2 Abyssophone by Peter Redgrove, Stride pounds 6.95. The title is glossed as "any instrument for tuning into a wider and deeper reality than is ordinarily accepted" - shells, sand-dunes, "psychoactive" perfumes or "any other mesmeric enabling device". Redgrove's polymorphous animism is wildly variable in quality, sometimes stunning, sometimes just a device for churning out not very mesmeric connections between disparate things and events. Here the familiar lexicon - cats, electricity, thunderstorms, waterfalls, dreams, spiders, women, perfumes - is a "thick sweet sauce" he can mix at will and spread as balm for the psyche, rather like Yeats and his mythopoeic draught of bitters.

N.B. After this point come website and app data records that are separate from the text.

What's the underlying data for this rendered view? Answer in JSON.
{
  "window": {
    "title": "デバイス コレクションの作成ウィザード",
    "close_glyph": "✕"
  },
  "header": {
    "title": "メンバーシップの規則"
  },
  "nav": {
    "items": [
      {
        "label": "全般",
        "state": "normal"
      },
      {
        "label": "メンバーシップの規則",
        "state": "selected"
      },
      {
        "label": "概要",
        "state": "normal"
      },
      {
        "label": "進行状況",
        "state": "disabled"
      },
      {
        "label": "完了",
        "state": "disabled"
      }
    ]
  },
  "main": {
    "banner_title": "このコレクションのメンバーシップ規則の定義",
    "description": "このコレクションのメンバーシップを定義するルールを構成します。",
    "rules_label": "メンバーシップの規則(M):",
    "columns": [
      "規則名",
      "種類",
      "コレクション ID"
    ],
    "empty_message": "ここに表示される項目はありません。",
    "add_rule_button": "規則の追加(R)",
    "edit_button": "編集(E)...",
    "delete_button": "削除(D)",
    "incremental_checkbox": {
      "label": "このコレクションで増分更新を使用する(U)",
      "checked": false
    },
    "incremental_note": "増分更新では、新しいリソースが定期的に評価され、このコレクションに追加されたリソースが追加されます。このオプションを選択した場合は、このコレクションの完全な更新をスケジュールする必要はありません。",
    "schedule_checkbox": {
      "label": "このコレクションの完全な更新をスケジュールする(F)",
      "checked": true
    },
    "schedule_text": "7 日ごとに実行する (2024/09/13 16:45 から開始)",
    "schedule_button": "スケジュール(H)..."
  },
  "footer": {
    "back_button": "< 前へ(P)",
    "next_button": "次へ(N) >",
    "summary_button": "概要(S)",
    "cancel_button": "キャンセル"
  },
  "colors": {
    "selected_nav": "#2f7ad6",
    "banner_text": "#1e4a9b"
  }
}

All enlivened, as ever, by the "taste of salt cosmos/And pure essence of mermaid, very fishy".

William Scammell